Indians walking between Gallup and the reservation, state and
federal officials had dismissed the deaths as an incurable social
problem. Nancy Bill saw real people behind the statistics and knew
something could be done; she badgered federal, state, Navajo and
local agencies until the lights went on.
that Highway 666 has a better safety record, perhaps another road
can claim the nickname "devil's highway." Washington state sports a
few ripe candidates: Some road beds made of shredded tires are
bursting into flames and oozing oil, according to the Associated
Press. Scientists say they're not sure exactly what's happening to
the submerged tires, but it seems that pressure, water and microbes
are breaking them down much the way vegetables decay in a compost
pile. It also seems to be a matter of thickness; the worst cases
have happened where tires are piled more than 20-feet deep. A
solution may be at hand: Dana Humphrey, a civil-engineering
professor who encouraged the use of the recycled tires, says,
"They're going to go in and take the part that's burning out."
nickname is meant to attract travelers, not scare them away: Nevada
state muckety-mucks recently christened Highway 375 the
"Extraterrestrial Highway," and now signs are up featuring two
spaceships.

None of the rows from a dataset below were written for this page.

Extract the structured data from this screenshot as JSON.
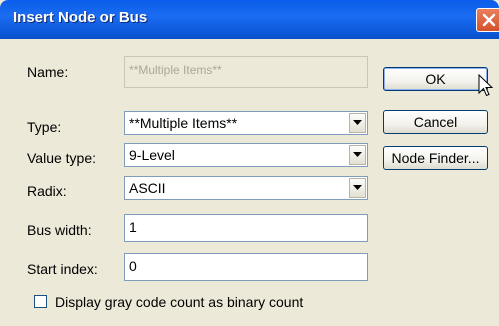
{
  "window": {
    "title": "Insert Node or Bus"
  },
  "form": {
    "name_label": "Name:",
    "name_value": "**Multiple Items**",
    "type_label": "Type:",
    "type_value": "**Multiple Items**",
    "value_type_label": "Value type:",
    "value_type_value": "9-Level",
    "radix_label": "Radix:",
    "radix_value": "ASCII",
    "bus_width_label": "Bus width:",
    "bus_width_value": "1",
    "start_index_label": "Start index:",
    "start_index_value": "0",
    "gray_code_label": "Display gray code count as binary count",
    "gray_code_checked": false
  },
  "buttons": {
    "ok": "OK",
    "cancel": "Cancel",
    "node_finder": "Node Finder..."
  }
}
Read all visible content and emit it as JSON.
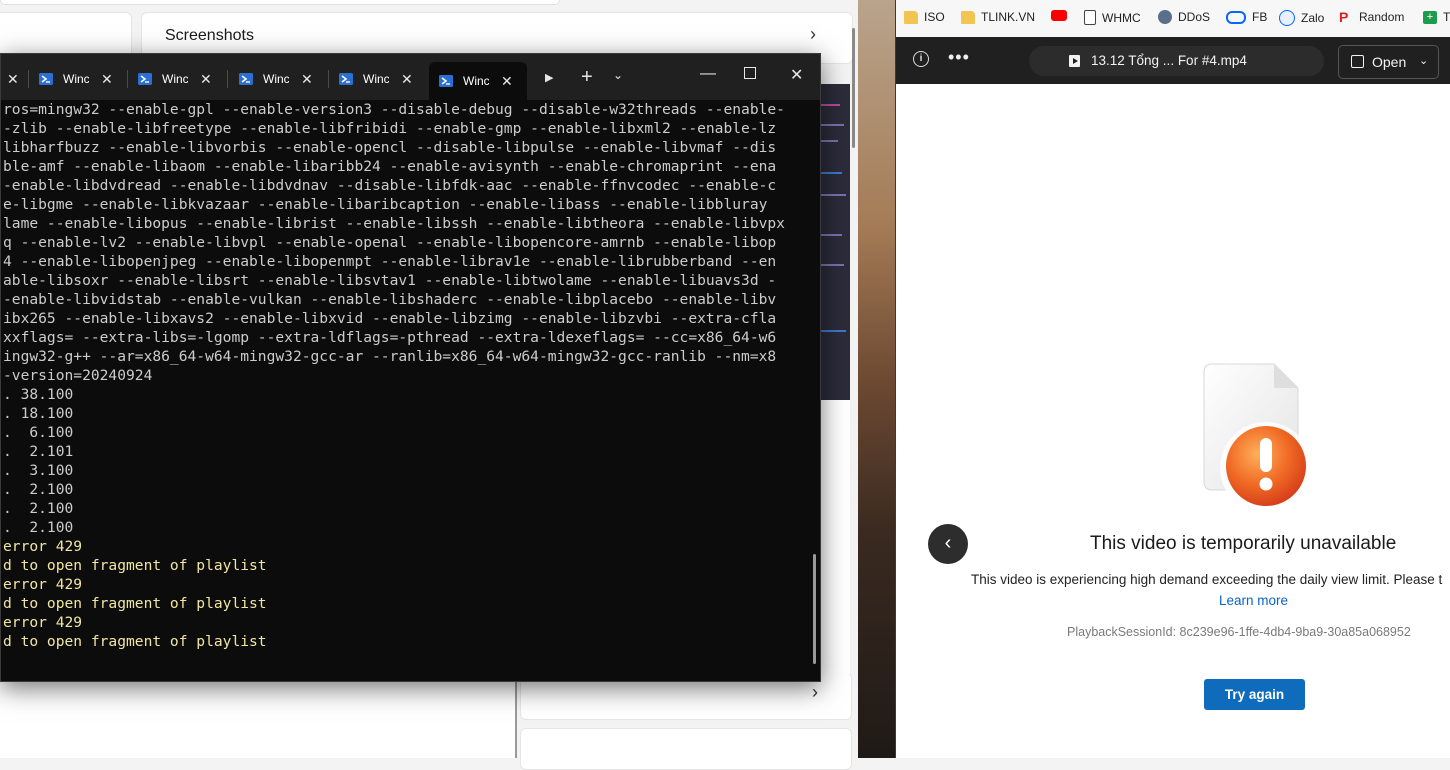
{
  "background_window": {
    "section_title": "Screenshots"
  },
  "terminal": {
    "tabs": [
      {
        "title": "Windows PowerShell",
        "active": false
      },
      {
        "title": "Windows PowerShell",
        "active": false
      },
      {
        "title": "Windows PowerShell",
        "active": false
      },
      {
        "title": "Windows PowerShell",
        "active": false
      },
      {
        "title": "Windows PowerShell",
        "active": true
      }
    ],
    "tab_truncated": [
      "Winc",
      "Winc",
      "Winc",
      "Winc",
      "Winc"
    ],
    "lines": [
      {
        "text": "ros=mingw32 --enable-gpl --enable-version3 --disable-debug --disable-w32threads --enable-",
        "color": "default"
      },
      {
        "text": "-zlib --enable-libfreetype --enable-libfribidi --enable-gmp --enable-libxml2 --enable-lz",
        "color": "default"
      },
      {
        "text": "libharfbuzz --enable-libvorbis --enable-opencl --disable-libpulse --enable-libvmaf --dis",
        "color": "default"
      },
      {
        "text": "ble-amf --enable-libaom --enable-libaribb24 --enable-avisynth --enable-chromaprint --ena",
        "color": "default"
      },
      {
        "text": "-enable-libdvdread --enable-libdvdnav --disable-libfdk-aac --enable-ffnvcodec --enable-c",
        "color": "default"
      },
      {
        "text": "e-libgme --enable-libkvazaar --enable-libaribcaption --enable-libass --enable-libbluray",
        "color": "default"
      },
      {
        "text": "lame --enable-libopus --enable-librist --enable-libssh --enable-libtheora --enable-libvpx",
        "color": "default"
      },
      {
        "text": "q --enable-lv2 --enable-libvpl --enable-openal --enable-libopencore-amrnb --enable-libop",
        "color": "default"
      },
      {
        "text": "4 --enable-libopenjpeg --enable-libopenmpt --enable-librav1e --enable-librubberband --en",
        "color": "default"
      },
      {
        "text": "able-libsoxr --enable-libsrt --enable-libsvtav1 --enable-libtwolame --enable-libuavs3d -",
        "color": "default"
      },
      {
        "text": "-enable-libvidstab --enable-vulkan --enable-libshaderc --enable-libplacebo --enable-libv",
        "color": "default"
      },
      {
        "text": "ibx265 --enable-libxavs2 --enable-libxvid --enable-libzimg --enable-libzvbi --extra-cfla",
        "color": "default"
      },
      {
        "text": "xxflags= --extra-libs=-lgomp --extra-ldflags=-pthread --extra-ldexeflags= --cc=x86_64-w6",
        "color": "default"
      },
      {
        "text": "ingw32-g++ --ar=x86_64-w64-mingw32-gcc-ar --ranlib=x86_64-w64-mingw32-gcc-ranlib --nm=x8",
        "color": "default"
      },
      {
        "text": "-version=20240924",
        "color": "default"
      },
      {
        "text": ". 38.100",
        "color": "default"
      },
      {
        "text": ". 18.100",
        "color": "default"
      },
      {
        "text": ".  6.100",
        "color": "default"
      },
      {
        "text": ".  2.101",
        "color": "default"
      },
      {
        "text": ".  3.100",
        "color": "default"
      },
      {
        "text": ".  2.100",
        "color": "default"
      },
      {
        "text": ".  2.100",
        "color": "default"
      },
      {
        "text": ".  2.100",
        "color": "default"
      },
      {
        "text": "error 429",
        "color": "yellow"
      },
      {
        "text": "d to open fragment of playlist",
        "color": "yellow"
      },
      {
        "text": "error 429",
        "color": "yellow"
      },
      {
        "text": "d to open fragment of playlist",
        "color": "yellow"
      },
      {
        "text": "error 429",
        "color": "yellow"
      },
      {
        "text": "d to open fragment of playlist",
        "color": "yellow"
      }
    ]
  },
  "browser": {
    "bookmarks": [
      {
        "label": "ISO",
        "icon": "folder-icon"
      },
      {
        "label": "TLINK.VN",
        "icon": "folder-icon"
      },
      {
        "label": "",
        "icon": "youtube-icon"
      },
      {
        "label": "WHMC",
        "icon": "page-icon"
      },
      {
        "label": "DDoS",
        "icon": "gear-icon"
      },
      {
        "label": "FB",
        "icon": "meta-icon"
      },
      {
        "label": "Zalo",
        "icon": "zalo-icon"
      },
      {
        "label": "Random",
        "icon": "random-icon"
      },
      {
        "label": "T",
        "icon": "plus-green-icon"
      }
    ],
    "video_title": "13.12 Tổng ... For #4.mp4",
    "open_label": "Open",
    "error_title": "This video is temporarily unavailable",
    "error_description": "This video is experiencing high demand exceeding the daily view limit. Please t",
    "learn_more": "Learn more",
    "session_id": "PlaybackSessionId: 8c239e96-1ffe-4db4-9ba9-30a85a068952",
    "try_again": "Try again"
  },
  "colors": {
    "terminal_bg": "#0c0c0c",
    "terminal_text": "#cccccc",
    "terminal_warning": "#f1e6a1",
    "accent": "#0f6cbd"
  }
}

The highway borders a top secret Air Force range where
the government is rumored to store alien spacecraft. "Trust me when
I tell you there are weird things in the sky here," a local radio
show host told an Albuquerque Journal reporter. "It's an
appropriate name." As hoped, some 1,000 tourists and reporters
stopped in at the Little A'Le'Inn in Rachel, Nev., during the April
18 dedication ceremony, to buy plastic alien statues and to talk
about strange stuff in the sky.
there's this classic highway story from Jim Fletcher, an HCN
subscriber from Nebraska. Some years ago, Fletcher tells us, his
friend "T-Bone" was stuck behind a battered pickup truck on a
Montana highway. When he finally reached a place where he could
pass, the truck made a sharp left down a gravel road without even
the hint of a signal. T-Bone blasted his horn and made the old man
stop. "Use your turn signal next time," he yelled. The Montanan
responded: "Sonny, I've turned at that spot for 83 years, everybody
knows I turn there."
Heard around the West invites readers to get involved in the
column. Send any tidbits that merit sharing - small-town newspaper
clips, personal anecdotes, relevant bumpersticker slogans. The
definition remains loose. Heard, HCN, Box 1090, Paonia, CO 81428 or